But now that the dust has settled (or, more aptly, that the snow has melted) with little more than a few hiccups, I respectfully suggest that a bit of honest U.S. self-assessment might temper some of Jenkins’s observations. She noted that a young Muscovite entreated her to “open your heart and your eyes and ears” on the 27-hour train ride from Moscow to Sochi to see “dilapidated cottages, corrugated tin roofs and . . . husks of old trains” as evidence of the “grim and the gorgeous coexist[ing] side by side.” Factual, I’m sure, but when was the last time Jenkins was on Amtrak? Try a 27-minute trip right here, from Washington to Baltimore; you’ll see more than our fair share of ramshackle housing and industrial waste, with a good measure of trash and graffiti to boot. Contrast, big time.

A valid critique, but balanced reporting with open eyes also means looking in the mirror.

Thomas C. Gaspard, Potomac

Gracie Gold reflected the best in U.S. ladies figure skating at the Winter Olympics. She helped the U.S. team secure a bronze medal with her long program. She finished fourth in the individual competition, the top U.S. performer. She reflected the true Olympic spirit.

So I was surprised and dismayed to see a picture of her falling to the ice in a large photo illustrating Sally Jenkins’s Feb. 21 Sports column, “Whether Sotnikova deserved win is difficult to judge,” with a caption “Gracie Gold falls while competing.” Gold deserved better.
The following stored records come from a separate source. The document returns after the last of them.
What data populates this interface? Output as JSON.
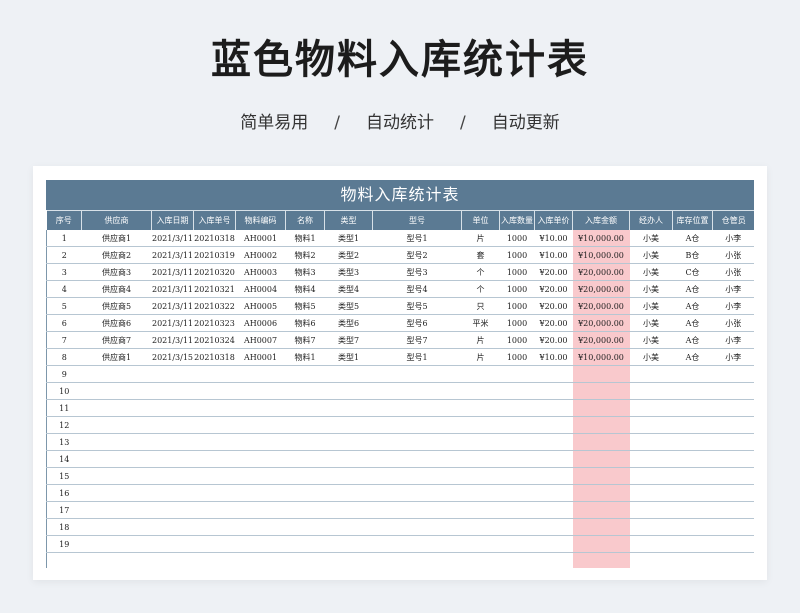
{
  "page": {
    "title": "蓝色物料入库统计表",
    "tags": [
      "简单易用",
      "自动统计",
      "自动更新"
    ],
    "separator": "/"
  },
  "sheet": {
    "title": "物料入库统计表",
    "columns": [
      "序号",
      "供应商",
      "入库日期",
      "入库单号",
      "物料编码",
      "名称",
      "类型",
      "型号",
      "单位",
      "入库数量",
      "入库单价",
      "入库金额",
      "经办人",
      "库存位置",
      "仓管员"
    ],
    "rows": [
      [
        "1",
        "供应商1",
        "2021/3/11",
        "20210318",
        "AH0001",
        "物料1",
        "类型1",
        "型号1",
        "片",
        "1000",
        "¥10.00",
        "¥10,000.00",
        "小美",
        "A仓",
        "小李"
      ],
      [
        "2",
        "供应商2",
        "2021/3/11",
        "20210319",
        "AH0002",
        "物料2",
        "类型2",
        "型号2",
        "套",
        "1000",
        "¥10.00",
        "¥10,000.00",
        "小美",
        "B仓",
        "小张"
      ],
      [
        "3",
        "供应商3",
        "2021/3/11",
        "20210320",
        "AH0003",
        "物料3",
        "类型3",
        "型号3",
        "个",
        "1000",
        "¥20.00",
        "¥20,000.00",
        "小美",
        "C仓",
        "小张"
      ],
      [
        "4",
        "供应商4",
        "2021/3/11",
        "20210321",
        "AH0004",
        "物料4",
        "类型4",
        "型号4",
        "个",
        "1000",
        "¥20.00",
        "¥20,000.00",
        "小美",
        "A仓",
        "小李"
      ],
      [
        "5",
        "供应商5",
        "2021/3/11",
        "20210322",
        "AH0005",
        "物料5",
        "类型5",
        "型号5",
        "只",
        "1000",
        "¥20.00",
        "¥20,000.00",
        "小美",
        "A仓",
        "小李"
      ],
      [
        "6",
        "供应商6",
        "2021/3/11",
        "20210323",
        "AH0006",
        "物料6",
        "类型6",
        "型号6",
        "平米",
        "1000",
        "¥20.00",
        "¥20,000.00",
        "小美",
        "A仓",
        "小张"
      ],
      [
        "7",
        "供应商7",
        "2021/3/11",
        "20210324",
        "AH0007",
        "物料7",
        "类型7",
        "型号7",
        "片",
        "1000",
        "¥20.00",
        "¥20,000.00",
        "小美",
        "A仓",
        "小李"
      ],
      [
        "8",
        "供应商1",
        "2021/3/15",
        "20210318",
        "AH0001",
        "物料1",
        "类型1",
        "型号1",
        "片",
        "1000",
        "¥10.00",
        "¥10,000.00",
        "小美",
        "A仓",
        "小李"
      ],
      [
        "9",
        "",
        "",
        "",
        "",
        "",
        "",
        "",
        "",
        "",
        "",
        "",
        "",
        "",
        ""
      ],
      [
        "10",
        "",
        "",
        "",
        "",
        "",
        "",
        "",
        "",
        "",
        "",
        "",
        "",
        "",
        ""
      ],
      [
        "11",
        "",
        "",
        "",
        "",
        "",
        "",
        "",
        "",
        "",
        "",
        "",
        "",
        "",
        ""
      ],
      [
        "12",
        "",
        "",
        "",
        "",
        "",
        "",
        "",
        "",
        "",
        "",
        "",
        "",
        "",
        ""
      ],
      [
        "13",
        "",
        "",
        "",
        "",
        "",
        "",
        "",
        "",
        "",
        "",
        "",
        "",
        "",
        ""
      ],
      [
        "14",
        "",
        "",
        "",
        "",
        "",
        "",
        "",
        "",
        "",
        "",
        "",
        "",
        "",
        ""
      ],
      [
        "15",
        "",
        "",
        "",
        "",
        "",
        "",
        "",
        "",
        "",
        "",
        "",
        "",
        "",
        ""
      ],
      [
        "16",
        "",
        "",
        "",
        "",
        "",
        "",
        "",
        "",
        "",
        "",
        "",
        "",
        "",
        ""
      ],
      [
        "17",
        "",
        "",
        "",
        "",
        "",
        "",
        "",
        "",
        "",
        "",
        "",
        "",
        "",
        ""
      ],
      [
        "18",
        "",
        "",
        "",
        "",
        "",
        "",
        "",
        "",
        "",
        "",
        "",
        "",
        "",
        ""
      ],
      [
        "19",
        "",
        "",
        "",
        "",
        "",
        "",
        "",
        "",
        "",
        "",
        "",
        "",
        "",
        ""
      ],
      [
        "",
        "",
        "",
        "",
        "",
        "",
        "",
        "",
        "",
        "",
        "",
        "",
        "",
        "",
        ""
      ]
    ]
  },
  "colors": {
    "header_bg": "#5b7a93",
    "amount_highlight": "#f9c9cc"
  }
}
Janice L. Biennas,

Williamsburg

I usually enjoy the weekly dose of schadenfreude served up by Chris Cillizza’s Worst Week in Washington [Outlook]. But Cillizza’s Feb. 23 installment, on Alexander Ovechkin, crossed a line.

Yes, the Olympics did not go well for the Russian hockey team, and Ovechkin is certainly implicated in that, but his father’s heart surgery is a family matter of deep personal concern.

Given that context, “Congrats, or something” was just plain wrong. For going from clever to clueless, I would say Cillizza had the worst week in Washington. 

Tom Barrett, Alexandria

In the midst of The Post’s otherwise excellent article about Mikaela Shiffrin’s gold-medal-winning slalom run [“Keeping her cool,” Sports, Feb. 22], I was dismayed to read that she competed with “a cold contracted during the misery of Tuesday’s giant slalom, which was contested in snow and rain.”

This statement promotes a persistent myth that getting cold and wet will give someone a cold, which is not true. A cold is an infection caused by a virus, not by weather. People who want to avoid catching a cold can go skiing in the rain with abandon as long as they practice good hand hygiene and stay away from infected people who are coughing and sneezing.

Abby Marsh, Washington